Brexit wins out
After months of waiting, now the real uncertainty begins. The U.K.'s decided it wants to leave the European Union and with no clear blueprint for that process, volatility ruled. The pound swung from its highest to its lowest level in six months during the vote count before weakening to as low as 1.32 dollars as it became clear that Brexit had edged it, in defiance of both the polls and Prime Minister David Cameron, who announced he is stepping down in the wake of the vote. The FTSE 100 fell 8.7 percent at the open, yet on account of exchange rate effects/currency weakness it still managed to be the day’s best performing of the largest EU equity benchmarks, as of 6 a.m. ET.
Liquidity will be provided as needed, was the mantra of central bankers reacting to the vote — and some have already leapt into action. The Swiss National Bank intervened to stabilize the franc, while the Bank of Japan stated its readiness to act to hold down the yen, which appreciated below 100 to the dollar for the first time in over a year. BOE Governor Mark Carney said he's ready to pump 250 billion pounds ($345 billion) into the financial system, as bets on a July interest rate cut climb to 50 percent. The European Central Bank also said it's prepared to provide liquidity as the bloc's currency dropped, by 5.30 a.m. ET, to 1.11 against the dollar.

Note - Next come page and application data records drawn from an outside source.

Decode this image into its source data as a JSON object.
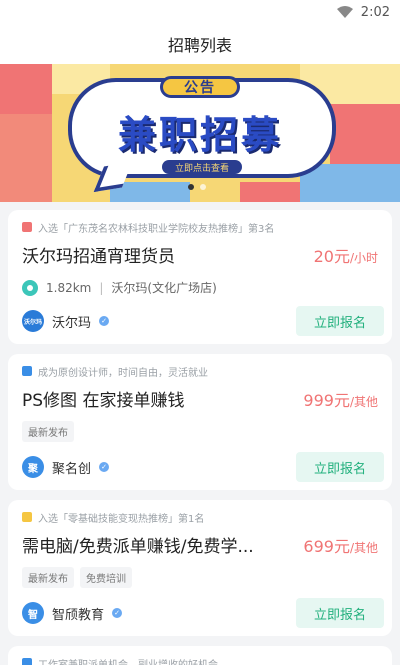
{
  "status_bar": {
    "time": "2:02",
    "wifi_icon": "wifi-icon"
  },
  "header": {
    "title": "招聘列表"
  },
  "banner": {
    "tag": "公告",
    "title": "兼职招募",
    "cta": "立即点击查看",
    "colors": {
      "blue": "#2a3d8f",
      "yellow": "#f6d775",
      "red": "#f07474"
    }
  },
  "jobs": [
    {
      "tagline": "入选「广东茂名农林科技职业学院校友热推榜」第3名",
      "title": "沃尔玛招通宵理货员",
      "salary": "20元",
      "salary_unit": "/小时",
      "distance": "1.82km",
      "location_name": "沃尔玛(文化广场店)",
      "company": "沃尔玛",
      "company_logo_text": "沃尔玛",
      "apply": "立即报名"
    },
    {
      "tagline": "成为原创设计师，时间自由，灵活就业",
      "title": "PS修图 在家接单赚钱",
      "salary": "999元",
      "salary_unit": "/其他",
      "chips": [
        "最新发布"
      ],
      "company": "聚名创",
      "company_logo_text": "聚",
      "apply": "立即报名"
    },
    {
      "tagline": "入选「零基础技能变现热推榜」第1名",
      "title": "需电脑/免费派单赚钱/免费学...",
      "salary": "699元",
      "salary_unit": "/其他",
      "chips": [
        "最新发布",
        "免费培训"
      ],
      "company": "智颀教育",
      "company_logo_text": "智",
      "apply": "立即报名"
    }
  ],
  "peek_card": {
    "tagline": "工作室兼职派单机会，副业增收的好机会"
  }
}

Flight to havens
The yen was the only G10 currency to strengthen against the U.S. dollar as of 4.46 a.m. ET, rising 3.12 percent as investors fled riskier assets. Amid a stampede to safer assets gold posted its biggest one-day gain since the global financial crisis of 2008 and U.S. Treasuries surged, with benchmark yields falling by as many as 34 basis points, their biggest drop in seven years. Brent crude futures slumped as much as 6.6 percent, as bets of a global recession picked up.
What Brexit means for the Fed
As for the Federal Reserve — all that talk of a June rate hike now seems very far away. "I’m overwhelmed with client questions about the impact on the U.S .and the Fed," wrote Deutsche Bank AG economist Torsten Slok in a note to clients. UBS withdrew its forecast for a 25 basis point hike in September, however it still sees a hike in December.
Euroskeptic politicians across the continent have already seized the chance to demand their own referendums, in the U.K.'s mold. With Spain holding elections this Sunday and a debate on constitutional reform approaching in Italy fast approaching, there are ample opportunities for the secessionist bug to pick up steam. Most notably, Scotland's First Minister Nicola Sturgeon said she will explore all options to secure Scotland's membership in the EU, including a possible second referendum on Scottish independence.
What we've been reading
This is what's caught our eye over the last 24 hours.
- Asset managers are braced for redemptions.
- Here are five markets charts to watch in the aftermath of the Brexit vote.
- When Carney says "additional measures" analysts hear rate cuts.
- Here's the bitter road map for Britain's egress.
- Nationalist parties across Europe feel emboldened.
- How currency traders reacted to the vote.
- HSBC says get ready for stagflation in the U.K.